Scientists develop first tool to use machine learning methods to compute flow around interactively designable 3D objects. Tool will be presented at this year’s prestigious SIGGRAPH conference.

When engineers or designers want to test the aerodynamic properties of the newly designed shape of a car, airplane, or other object, they would normally model...

Im Focus: Robots as 'pump attendants': TU Graz develops robot-controlled rapid charging system for e-vehicles

Researchers from TU Graz and their industry partners have unveiled a world first: the prototype of a robot-controlled, high-speed combined charging system (CCS) for electric vehicles that enables series charging of cars in various parking positions.

Global demand for electric vehicles is forecast to rise sharply: by 2025, the number of new vehicle registrations is expected to reach 25 million per year....

Im Focus: The “TRiC” to folding actin

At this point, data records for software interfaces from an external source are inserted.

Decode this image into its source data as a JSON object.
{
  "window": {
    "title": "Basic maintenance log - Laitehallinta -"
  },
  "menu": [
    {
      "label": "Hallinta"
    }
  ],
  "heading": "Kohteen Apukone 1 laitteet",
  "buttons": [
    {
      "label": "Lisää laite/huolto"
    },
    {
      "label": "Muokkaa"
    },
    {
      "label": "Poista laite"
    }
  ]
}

Proteins must be folded correctly to fulfill their molecular functions in cells. Molecular assistants called chaperones help proteins exploit their inbuilt folding potential and reach the correct three-dimensional structure. Researchers at the Max Planck Institute of Biochemistry (MPIB) have demonstrated that actin, the most abundant protein in higher developed cells, does not have the inbuilt potential to fold and instead requires special assistance to fold into its active state. The chaperone TRiC uses a previously undescribed mechanism to perform actin folding. The study was recently published in the journal Cell.

Actin is the most abundant protein in highly developed cells and has diverse functions in processes like cell stabilization, cell division and muscle...

All Focus news of the innovation-report >>>

Anzeige

Anzeige

VideoLinks
Industry & Economy
Event News

LaserForum 2018 deals with 3D production of components

17.08.2018 | Event News

Within reach of the Universe

08.08.2018 | Event News

A journey through the history of microscopy – new exhibition opens at the MDC

27.07.2018 | Event News

 
Latest News

Smallest transistor worldwide switches current with a single atom in solid electrolyte

17.08.2018 | Physics and Astronomy

Robots as Tools and Partners in Rehabilitation

17.08.2018 | Information Technology

Climate Impact Research in Hannover: Small Plants against Large Waves

17.08.2018 | Life Sciences

VideoLinks
Science & Research
Overview of more VideoLinks >>>